Israel Wachs, the G. Whitney Snyder Professor of chemical engineering, has been chosen to receive the 2005 Catalysis Club of Philadelphia Award.
The award from the Catalysis Club of Philadelphia honors Wachs's contributions to the advancement of catalysis and his "extensive experience and expertise" in technological, scientific and organizational leadership roles in the field.
The award comes on the heels of the 19th North American Catalysis Society Meeting , held in late May in Philadelphia, at which Wachs and his international research group gave 16 oral and poster presentations - more than any other catalysis research group in the U.S.
"Your colleagues commented that you had not only made a tremendous impact in the discovery and application of innovative catalysis to technological problems, but in demonstrating to all of us how to attack such problems," Hasan Dindi, past chair of the Catalysis Club of Philadelphia, wrote in an award citation to Wachs.
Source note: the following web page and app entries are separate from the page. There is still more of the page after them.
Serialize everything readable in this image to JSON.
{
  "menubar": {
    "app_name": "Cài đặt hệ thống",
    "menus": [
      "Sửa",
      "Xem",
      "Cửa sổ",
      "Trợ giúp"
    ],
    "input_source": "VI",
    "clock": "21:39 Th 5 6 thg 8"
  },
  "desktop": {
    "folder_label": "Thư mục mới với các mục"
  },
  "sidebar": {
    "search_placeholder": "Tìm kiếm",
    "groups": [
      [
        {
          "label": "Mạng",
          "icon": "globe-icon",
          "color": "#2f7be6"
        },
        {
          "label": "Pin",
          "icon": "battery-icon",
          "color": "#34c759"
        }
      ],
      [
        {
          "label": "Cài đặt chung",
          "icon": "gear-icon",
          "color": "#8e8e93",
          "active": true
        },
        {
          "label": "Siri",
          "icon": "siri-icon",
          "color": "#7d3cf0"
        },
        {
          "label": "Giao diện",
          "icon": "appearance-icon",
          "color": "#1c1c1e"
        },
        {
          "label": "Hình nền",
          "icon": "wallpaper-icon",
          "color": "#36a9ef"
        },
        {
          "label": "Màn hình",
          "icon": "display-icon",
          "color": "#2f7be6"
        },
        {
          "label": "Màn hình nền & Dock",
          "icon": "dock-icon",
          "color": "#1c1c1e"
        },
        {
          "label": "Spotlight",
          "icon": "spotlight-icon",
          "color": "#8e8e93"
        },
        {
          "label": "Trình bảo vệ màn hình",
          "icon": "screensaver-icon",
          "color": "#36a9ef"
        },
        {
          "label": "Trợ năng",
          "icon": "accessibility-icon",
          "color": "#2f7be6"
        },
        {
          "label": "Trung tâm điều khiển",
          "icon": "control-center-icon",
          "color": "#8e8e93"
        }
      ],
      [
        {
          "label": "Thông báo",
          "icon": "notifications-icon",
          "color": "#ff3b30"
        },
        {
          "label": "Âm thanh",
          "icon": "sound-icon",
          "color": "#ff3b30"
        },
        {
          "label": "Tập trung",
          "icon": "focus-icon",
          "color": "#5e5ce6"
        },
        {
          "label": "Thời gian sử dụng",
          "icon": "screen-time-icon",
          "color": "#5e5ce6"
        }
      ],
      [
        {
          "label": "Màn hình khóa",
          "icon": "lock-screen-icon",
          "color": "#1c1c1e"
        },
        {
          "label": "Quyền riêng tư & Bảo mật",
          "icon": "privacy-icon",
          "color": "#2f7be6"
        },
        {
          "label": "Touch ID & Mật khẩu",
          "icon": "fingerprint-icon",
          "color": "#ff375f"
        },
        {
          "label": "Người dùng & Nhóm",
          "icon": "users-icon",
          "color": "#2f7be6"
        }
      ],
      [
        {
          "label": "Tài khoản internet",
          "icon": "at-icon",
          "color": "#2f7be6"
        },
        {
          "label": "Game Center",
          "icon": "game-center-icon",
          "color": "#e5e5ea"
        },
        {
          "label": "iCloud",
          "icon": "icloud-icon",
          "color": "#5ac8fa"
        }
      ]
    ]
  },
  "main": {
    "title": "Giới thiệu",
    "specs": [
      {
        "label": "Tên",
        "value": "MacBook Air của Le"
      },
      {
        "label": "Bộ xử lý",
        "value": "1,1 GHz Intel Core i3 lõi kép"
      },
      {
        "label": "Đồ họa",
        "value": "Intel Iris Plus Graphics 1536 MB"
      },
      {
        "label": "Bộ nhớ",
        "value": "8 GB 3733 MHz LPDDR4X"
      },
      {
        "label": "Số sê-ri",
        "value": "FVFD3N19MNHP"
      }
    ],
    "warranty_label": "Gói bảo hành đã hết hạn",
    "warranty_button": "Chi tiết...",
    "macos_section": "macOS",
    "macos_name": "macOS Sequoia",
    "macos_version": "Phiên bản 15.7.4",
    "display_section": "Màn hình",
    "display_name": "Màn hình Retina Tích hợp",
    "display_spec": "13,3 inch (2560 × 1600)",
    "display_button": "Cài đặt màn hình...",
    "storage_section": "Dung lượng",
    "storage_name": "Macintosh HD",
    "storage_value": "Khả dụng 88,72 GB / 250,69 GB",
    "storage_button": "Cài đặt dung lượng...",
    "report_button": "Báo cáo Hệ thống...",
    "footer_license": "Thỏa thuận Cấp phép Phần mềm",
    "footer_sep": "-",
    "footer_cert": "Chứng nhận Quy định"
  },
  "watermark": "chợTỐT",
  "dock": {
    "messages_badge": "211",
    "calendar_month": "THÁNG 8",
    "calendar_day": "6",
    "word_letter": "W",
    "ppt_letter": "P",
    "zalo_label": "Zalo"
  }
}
Dindi praised Wachs for developing a method of using a catalyst to convert contaminated methanol waste streams generated by paper mills into usable formaldehyde. Officials at Georgia-Pacific Corp., which successfully tested Wachs's method, say a mill producing 2,000 tons of pulp a day could save $500,000 to $1 million a year using the process. Wachs received a U.S. patent, one of more than two dozen he holds, for the process in 2001.
"Your conception and design of a new catalyst and process for converting waste streams from pulp mills to valuable chemical products, one colleague states, ranks as one of the most important practical developments in heterogeneous catalysis in recent years," Dindi wrote.
Dindi also noted Wachs's breakthroughs in applying spectroscopy to determine the chemical and physical properties of catalysts, and Wachs's journal articles, which are frequently cited by other researchers.
"You were also recognized as having a significant impact on the understanding of supported metal oxide catalysts using Raman spectroscopy. For much of the preceding decade, you have led the application of Raman spectroscopy and other advanced techniques to understanding the structure and function of supported metal oxide catalysts.
"It is virtually impossible to publish a heterogeneous catalysis paper containing Raman data without citing your work."
Wachs's peers, in testimonial statements, also recognized the professor as "an outstanding teacher, as well as an excellent mentor and role model for undergraduate and graduate students at Leigh," Dindi wrote.
Wachs, the director of the Operando Molecular Spectroscopy and Catalysis Research Lab at Lehigh, received the 2002 Clean Air Technology Award from the U.S. Environmental Protection Agency for his work with paper pulp mill pollution.
Posted on Monday, August 01, 2005